Woken at 6.30 a.m. by Miffdog giving out the sort of pathetic whistles and bleeps that either mean “Help, help – I’m about to burst!”, “Help, Help, I’m starving,” or “There is an intruder on our territory; vengeance is mine!” This last is usually one of the local moggies. They always escape and I’m sure our neighbours are highly entertained by the sight of Topcat doing an assault course over our 6 ft plus fencing to the accompaniment of the canine equivalent of the intro to Rossini’s William Tell Overture…not. Hence I didn’t dare let him out onto the lawn. However, when by 9 a.m. we’d heard more Bleeps than an archive episode of Blue Peter’s ‘Bleep and Booster,’ (remember them, anybody?), I gave in, and a hairy fury shot out into the Miffy estate and practically hoovered the lawn with his nose. There was no sign of Topcat but some tell-tale flurries of feathers on the path, so when, ten minutes later I heard a crash and triumphant scufflings from Miffdog, I rushed back outside, but, as I suspected, it was too late; I’m afraid he’d finished off what M le Moggie had started. Ewww! To be honest, it was probably a merciful release. Our neighbourhood pidgeons often seem to have even more lives than the one of Dick Dastardly fame but sometimes their luck runs out. Though come to think of it, Miffdog does bear a fleeting resemblance to Muttley. Anyoldhow, I didn’t fancy my breakfast one bit after that.*
On a more pleasant note, over on his cycle blog Mr Miff has been doing some catching up on our doings, including our late May bank holiday stay in Sherborne for the Tour of Wessex Cyclosportive.. Do pop over to our other blogs and read all about it. We had a great weekend; Mr Miff reaching gold standard in the three day marathon. Meantime, I had an equally good time – if more relaxing time pottering round Sherborne, including visits to the Abbey – celebrating the 1300th anniversary of its founding Saint, Aldhelm – from all accounts the party animal of ancient Wessex, (well, you have to allow me my little exaggeration!) and just generally chilling.
You’ll also be rejoiced to learn that I resisted the lure of the charity shops, and did not come back home with a large, wooden statue of St Francis and a birdbath.

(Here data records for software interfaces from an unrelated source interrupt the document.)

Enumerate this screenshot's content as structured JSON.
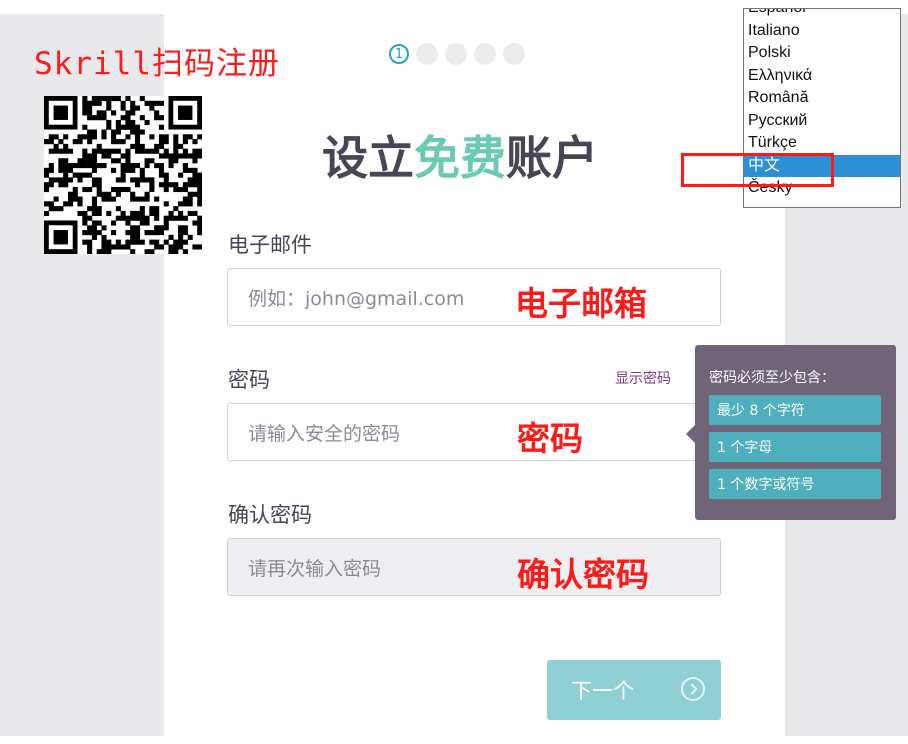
{
  "promo": {
    "title": "Skrill扫码注册",
    "qr_label": "QR code"
  },
  "steps": {
    "current": "1",
    "total": 5
  },
  "heading": {
    "part1": "设立",
    "accent": "免费",
    "part2": "账户",
    "accent_color": "#6cc9b2"
  },
  "email": {
    "label": "电子邮件",
    "placeholder": "例如：john@gmail.com",
    "annotation": "电子邮箱"
  },
  "password": {
    "label": "密码",
    "show_label": "显示密码",
    "placeholder": "请输入安全的密码",
    "annotation": "密码"
  },
  "confirm": {
    "label": "确认密码",
    "placeholder": "请再次输入密码",
    "annotation": "确认密码"
  },
  "next_button": {
    "label": "下一个"
  },
  "languages": {
    "items": [
      "Español",
      "Italiano",
      "Polski",
      "Ελληνικά",
      "Română",
      "Русский",
      "Türkçe",
      "中文",
      "Česky"
    ],
    "selected": "中文"
  },
  "password_tip": {
    "title": "密码必须至少包含：",
    "rules": [
      "最少 8 个字符",
      "1 个字母",
      "1 个数字或符号"
    ]
  },
  "colors": {
    "annotation": "#ff1a1a",
    "brand_teal": "#2aa3b5",
    "tooltip_bg": "#6f6577",
    "rule_bg": "#4fb0bd"
  }
}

Note, ‘and,’ not ‘in!’
p.s. Mr M has steam cleaned the path since. My hero!